I would add that developing a mentality of abundance should help assist you in moving forwards. Money is not there to be held on to, it is there to be shared around. There are no pockets in shrouds. Perhaps, when thinking about buying another property, put a different intent behind it, such as "How can I create a property that will enrich someone else's life?". You could consider a bungalow for a disabled person for instance.For what it is worth, Nick and I have changed our outlook on money. We now focus on creating memories and wonderful moments more than acquiring material things. We travel all over the UK in our motorhome with our three cats visiting wonderful places that enrich our lives. Earlier this month, we stayed in the Sandringham Estate in Norfolk for £18.00 per night. It is a truly beautiful place and we were literally staying in the Queen's back garden! So, you don't have to spend a lot to have a fantastic life if you focus on creating memories, not a mountain of material items that will clutter up your home and credit cards.When you think of your money, think of it as a force for good - for you, your family, your friends, and any charitable causes you wish to support. Money really only bites back where excessive greed or mis-management is involved, so don't over-leverage and keep your feet firmly on the ground and you should be fine.I hope those preliminary thoughts assist?See this thread from the archive - The Problem with Delayed Gratification
Vanessa Warwick Landlord and Co-Founder of PropertyTribes.com **If you have got value from Property Tribes, find out how you can support it in remaining a free to use community resource**
Firstly well done for putting your financial future ahead of the easy option of spend, spend, spend. That show maturity.
I am a little older than you and always had the attitude to sacrifice a little now and have a comfortable life later for myself and family.
That's worked well for me and I do not regret it. I now am free of the 9 to 5 and travel about 3 months a year. I also dabble in property as I enjoy renovating.
My message is simply invest in your future and that of your family as your in a good position. Take some of the 'profit' to have fun too but set yourself a budget for the things you really want to do and have. Its all about balance.
I hope that helps
Well done OP for getting yourself back on track. Seems like you've achieved a LOT since you started afresh.

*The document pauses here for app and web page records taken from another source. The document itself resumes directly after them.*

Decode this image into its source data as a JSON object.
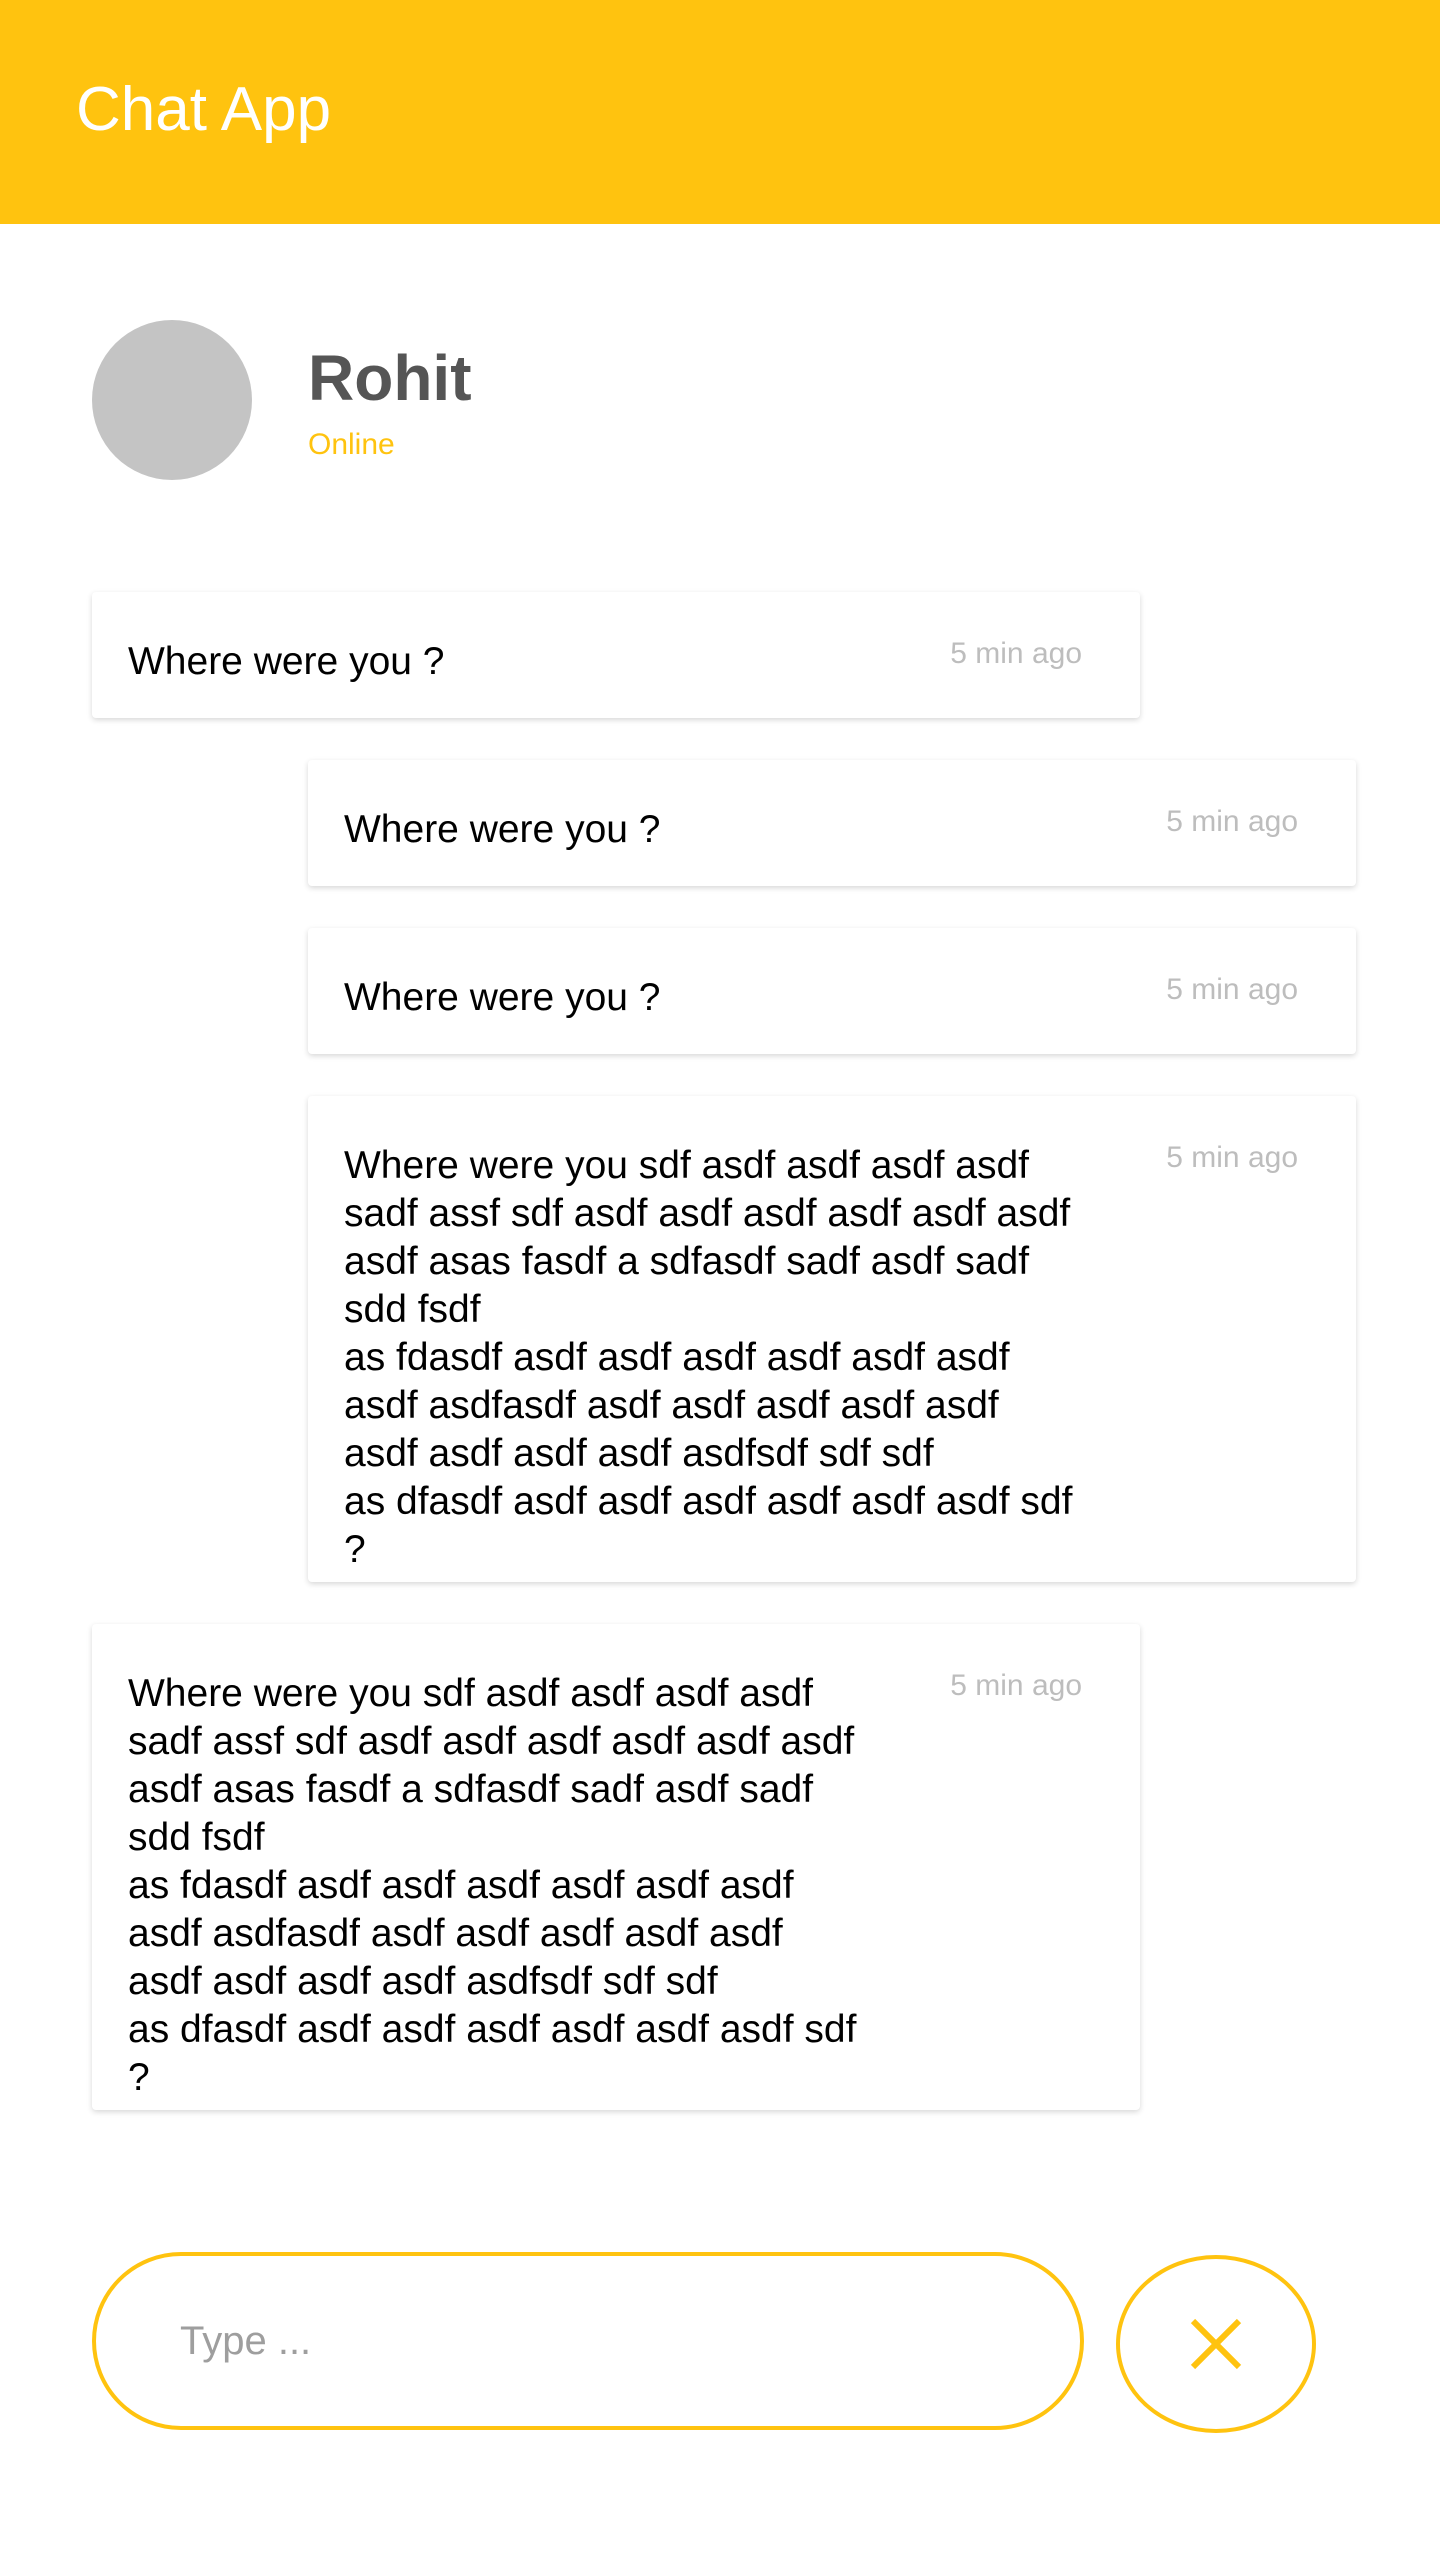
{
  "app_bar": {
    "title": "Chat App",
    "color": "#FFC30F"
  },
  "contact": {
    "name": "Rohit",
    "status": "Online"
  },
  "messages": [
    {
      "side": "left",
      "text": "Where were you ?",
      "time": "5 min ago"
    },
    {
      "side": "right",
      "text": "Where were you ?",
      "time": "5 min ago"
    },
    {
      "side": "right",
      "text": "Where were you ?",
      "time": "5 min ago"
    },
    {
      "side": "right",
      "text": "Where were you sdf asdf asdf asdf asdf\nsadf assf sdf asdf asdf asdf asdf asdf asdf\nasdf asas fasdf a sdfasdf sadf asdf sadf\nsdd fsdf\nas fdasdf asdf asdf asdf asdf asdf asdf\nasdf  asdfasdf asdf asdf asdf asdf asdf\nasdf asdf asdf asdf asdfsdf sdf sdf\nas dfasdf asdf asdf asdf asdf asdf asdf sdf\n?",
      "time": "5 min ago"
    },
    {
      "side": "left",
      "text": "Where were you sdf asdf asdf asdf asdf\nsadf assf sdf asdf asdf asdf asdf asdf asdf\nasdf asas fasdf a sdfasdf sadf asdf sadf\nsdd fsdf\nas fdasdf asdf asdf asdf asdf asdf asdf\nasdf  asdfasdf asdf asdf asdf asdf asdf\nasdf asdf asdf asdf asdfsdf sdf sdf\nas dfasdf asdf asdf asdf asdf asdf asdf sdf\n?",
      "time": "5 min ago"
    }
  ],
  "composer": {
    "placeholder": "Type ...",
    "value": "",
    "button_icon": "close-icon"
  }
}
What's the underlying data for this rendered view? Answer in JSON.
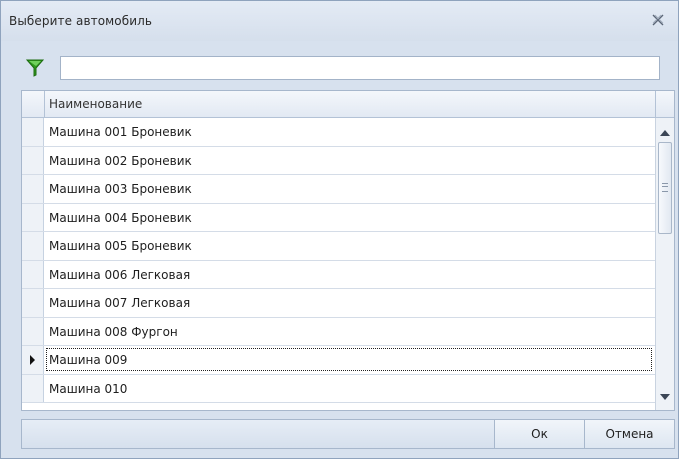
{
  "window": {
    "title": "Выберите автомобиль"
  },
  "filter": {
    "value": "",
    "placeholder": ""
  },
  "grid": {
    "column_header": "Наименование",
    "rows": [
      "Машина 001 Броневик",
      "Машина 002 Броневик",
      "Машина 003 Броневик",
      "Машина 004 Броневик",
      "Машина 005 Броневик",
      "Машина 006 Легковая",
      "Машина 007 Легковая",
      "Машина 008 Фургон",
      "Машина 009",
      "Машина 010"
    ],
    "selected_row": "Машина 009"
  },
  "buttons": {
    "ok": "Ок",
    "cancel": "Отмена"
  },
  "icons": {
    "close": "close-icon",
    "filter": "filter-funnel-icon",
    "row_pointer": "row-pointer-icon",
    "scroll_up": "scroll-up-icon",
    "scroll_down": "scroll-down-icon"
  },
  "colors": {
    "window_bg": "#d7e1ee",
    "filter_icon": "#2e9a1c"
  }
}
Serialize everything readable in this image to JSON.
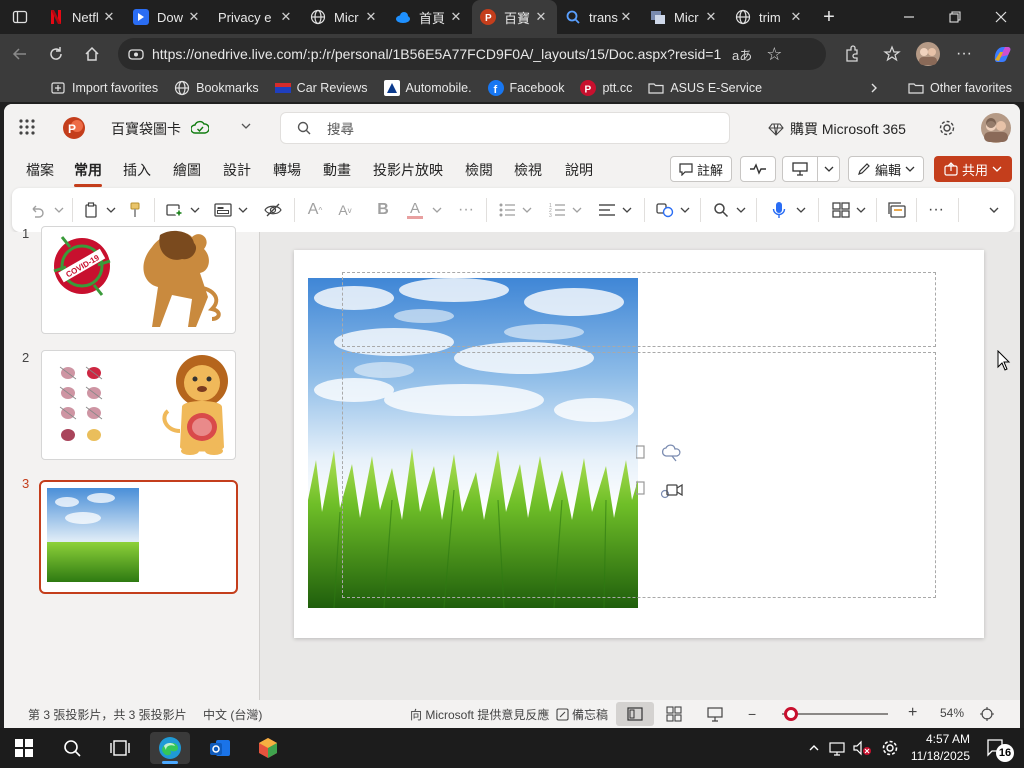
{
  "browser": {
    "tabs": [
      {
        "label": "Netfl",
        "icon": "netflix-icon",
        "color": "#e50914"
      },
      {
        "label": "Dow",
        "icon": "download-icon",
        "color": "#2a6df4"
      },
      {
        "label": "Privacy e",
        "icon": "none",
        "color": ""
      },
      {
        "label": "Micr",
        "icon": "globe-icon",
        "color": ""
      },
      {
        "label": "首頁",
        "icon": "onedrive-icon",
        "color": "#1e90ff"
      },
      {
        "label": "百寶",
        "icon": "powerpoint-icon",
        "color": "#c43e1c",
        "active": true
      },
      {
        "label": "trans",
        "icon": "search-icon",
        "color": "#2a6df4"
      },
      {
        "label": "Micr",
        "icon": "microsoft-icon",
        "color": ""
      },
      {
        "label": "trim",
        "icon": "globe-icon",
        "color": ""
      }
    ],
    "url": "https://onedrive.live.com/:p:/r/personal/1B56E5A77FCD9F0A/_layouts/15/Doc.aspx?resid=1...",
    "favorites": [
      "Import favorites",
      "Bookmarks",
      "Car Reviews",
      "Automobile.",
      "Facebook",
      "ptt.cc",
      "ASUS E-Service"
    ],
    "other_favorites": "Other favorites"
  },
  "app": {
    "doc_title": "百寶袋圖卡",
    "search_placeholder": "搜尋",
    "buy_label": "購買 Microsoft 365",
    "menu": [
      "檔案",
      "常用",
      "插入",
      "繪圖",
      "設計",
      "轉場",
      "動畫",
      "投影片放映",
      "檢閱",
      "檢視",
      "說明"
    ],
    "active_menu": "常用",
    "comment_label": "註解",
    "edit_label": "編輯",
    "share_label": "共用",
    "accent": "#c43e1c"
  },
  "slides": [
    {
      "number": "1",
      "badge_text": "COVID-19"
    },
    {
      "number": "2"
    },
    {
      "number": "3",
      "selected": true
    }
  ],
  "status": {
    "slide_count": "第 3 張投影片，共 3 張投影片",
    "language": "中文 (台灣)",
    "feedback": "向 Microsoft 提供意見反應",
    "notes": "備忘稿",
    "zoom": "54%",
    "zoom_level": 0.3
  },
  "taskbar": {
    "time": "4:57 AM",
    "date": "11/18/2025",
    "notifications": "16"
  }
}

Why not do what Richard Branson does (amongst many other things) and buy assets that you can use yourself, like Vanessas motorhome idea, but can at the very least pay its way by say renting it out to others. RB does this with his islands and lives there himself as I'm sure you already know.
Ok, so we're maybe not all going to buy an island. What are your other interests and can you enjoy but invest at the same time?
I bought a car I'd been after for years last Xmas (2 days before) - bargain price, couldn't resist. I've done nothing with it except store it properly and I will look to possibly sell it for 3 times the value in spring if I can get the right price for it.
If you like buying and selling things it can be the perfect financial antidote to your desires.
I wouldnt say that I feel guilty spending money... I think what I now do is understand more what that money could earn me, which means spending large sums on silly items seems very silly, when I know how much that lump of cash could earn me instead.